===== Records for this task
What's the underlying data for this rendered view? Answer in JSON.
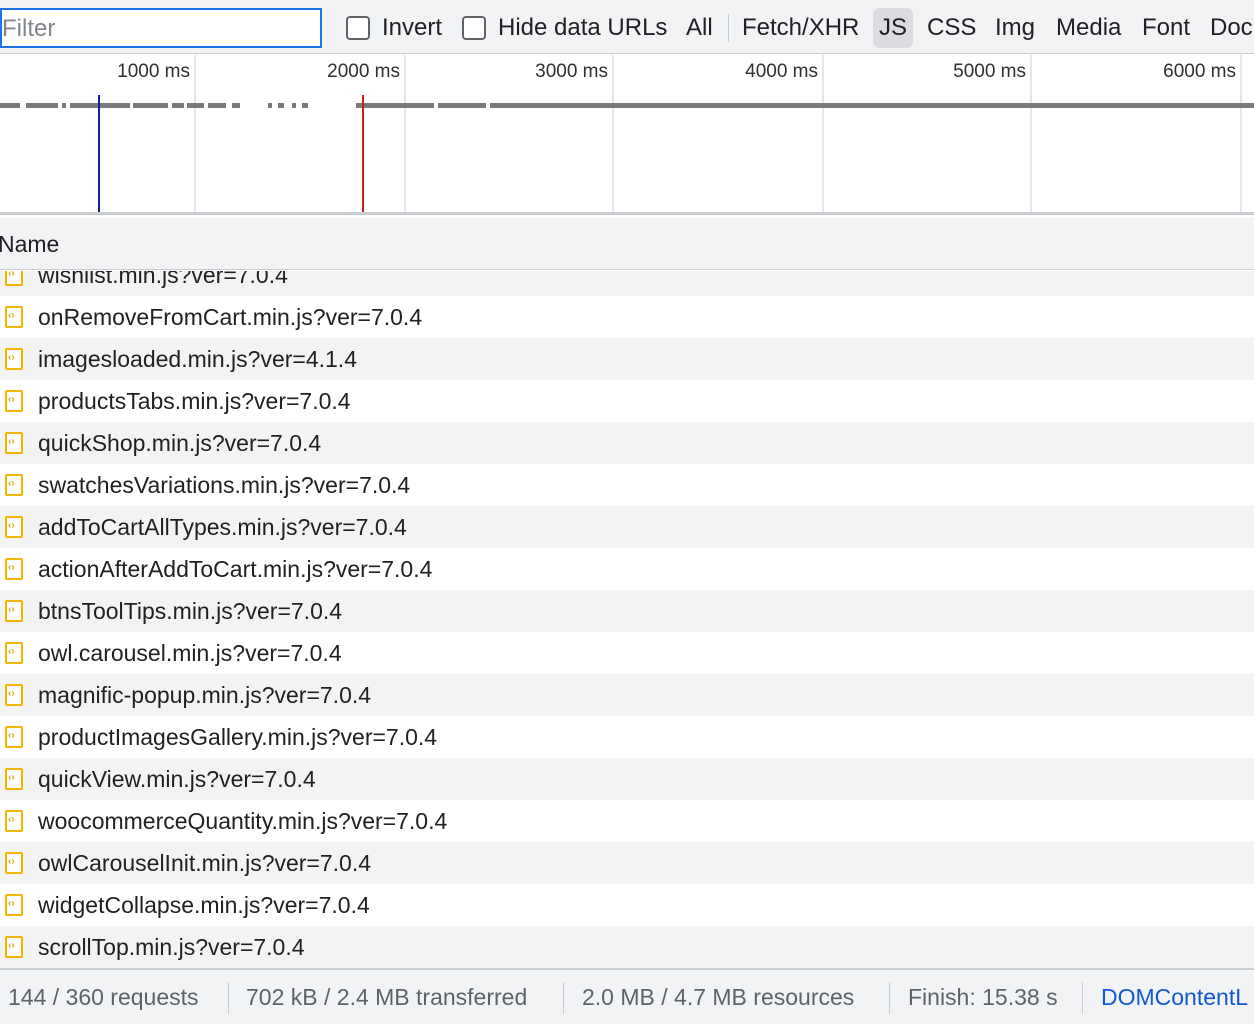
{
  "toolbar": {
    "filter_placeholder": "Filter",
    "invert_label": "Invert",
    "hide_data_urls_label": "Hide data URLs",
    "types": [
      {
        "label": "All",
        "active": false
      },
      {
        "label": "Fetch/XHR",
        "active": false
      },
      {
        "label": "JS",
        "active": true
      },
      {
        "label": "CSS",
        "active": false
      },
      {
        "label": "Img",
        "active": false
      },
      {
        "label": "Media",
        "active": false
      },
      {
        "label": "Font",
        "active": false
      },
      {
        "label": "Doc",
        "active": false
      }
    ]
  },
  "overview": {
    "ticks": [
      "1000 ms",
      "2000 ms",
      "3000 ms",
      "4000 ms",
      "5000 ms",
      "6000 ms"
    ],
    "dom_content_loaded_color": "#1a1a9e",
    "load_color": "#c5221f"
  },
  "table": {
    "column_name": "Name",
    "rows": [
      "wishlist.min.js?ver=7.0.4",
      "onRemoveFromCart.min.js?ver=7.0.4",
      "imagesloaded.min.js?ver=4.1.4",
      "productsTabs.min.js?ver=7.0.4",
      "quickShop.min.js?ver=7.0.4",
      "swatchesVariations.min.js?ver=7.0.4",
      "addToCartAllTypes.min.js?ver=7.0.4",
      "actionAfterAddToCart.min.js?ver=7.0.4",
      "btnsToolTips.min.js?ver=7.0.4",
      "owl.carousel.min.js?ver=7.0.4",
      "magnific-popup.min.js?ver=7.0.4",
      "productImagesGallery.min.js?ver=7.0.4",
      "quickView.min.js?ver=7.0.4",
      "woocommerceQuantity.min.js?ver=7.0.4",
      "owlCarouselInit.min.js?ver=7.0.4",
      "widgetCollapse.min.js?ver=7.0.4",
      "scrollTop.min.js?ver=7.0.4"
    ],
    "icon": "js-file-icon",
    "icon_color": "#f4b400"
  },
  "status": {
    "requests": "144 / 360 requests",
    "transferred": "702 kB / 2.4 MB transferred",
    "resources": "2.0 MB / 4.7 MB resources",
    "finish": "Finish: 15.38 s",
    "dom_content_loaded": "DOMContentL"
  }
}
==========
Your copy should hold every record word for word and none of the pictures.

The completed task:
What's the underlying data for this rendered view? Answer in JSON.
{
  "toolbar": {
    "filter_placeholder": "Filter",
    "invert_label": "Invert",
    "hide_data_urls_label": "Hide data URLs",
    "types": [
      {
        "label": "All",
        "active": false
      },
      {
        "label": "Fetch/XHR",
        "active": false
      },
      {
        "label": "JS",
        "active": true
      },
      {
        "label": "CSS",
        "active": false
      },
      {
        "label": "Img",
        "active": false
      },
      {
        "label": "Media",
        "active": false
      },
      {
        "label": "Font",
        "active": false
      },
      {
        "label": "Doc",
        "active": false
      }
    ]
  },
  "overview": {
    "ticks": [
      "1000 ms",
      "2000 ms",
      "3000 ms",
      "4000 ms",
      "5000 ms",
      "6000 ms"
    ],
    "dom_content_loaded_color": "#1a1a9e",
    "load_color": "#c5221f"
  },
  "table": {
    "column_name": "Name",
    "rows": [
      "wishlist.min.js?ver=7.0.4",
      "onRemoveFromCart.min.js?ver=7.0.4",
      "imagesloaded.min.js?ver=4.1.4",
      "productsTabs.min.js?ver=7.0.4",
      "quickShop.min.js?ver=7.0.4",
      "swatchesVariations.min.js?ver=7.0.4",
      "addToCartAllTypes.min.js?ver=7.0.4",
      "actionAfterAddToCart.min.js?ver=7.0.4",
      "btnsToolTips.min.js?ver=7.0.4",
      "owl.carousel.min.js?ver=7.0.4",
      "magnific-popup.min.js?ver=7.0.4",
      "productImagesGallery.min.js?ver=7.0.4",
      "quickView.min.js?ver=7.0.4",
      "woocommerceQuantity.min.js?ver=7.0.4",
      "owlCarouselInit.min.js?ver=7.0.4",
      "widgetCollapse.min.js?ver=7.0.4",
      "scrollTop.min.js?ver=7.0.4"
    ],
    "icon": "js-file-icon",
    "icon_color": "#f4b400"
  },
  "status": {
    "requests": "144 / 360 requests",
    "transferred": "702 kB / 2.4 MB transferred",
    "resources": "2.0 MB / 4.7 MB resources",
    "finish": "Finish: 15.38 s",
    "dom_content_loaded": "DOMContentL"
  }
}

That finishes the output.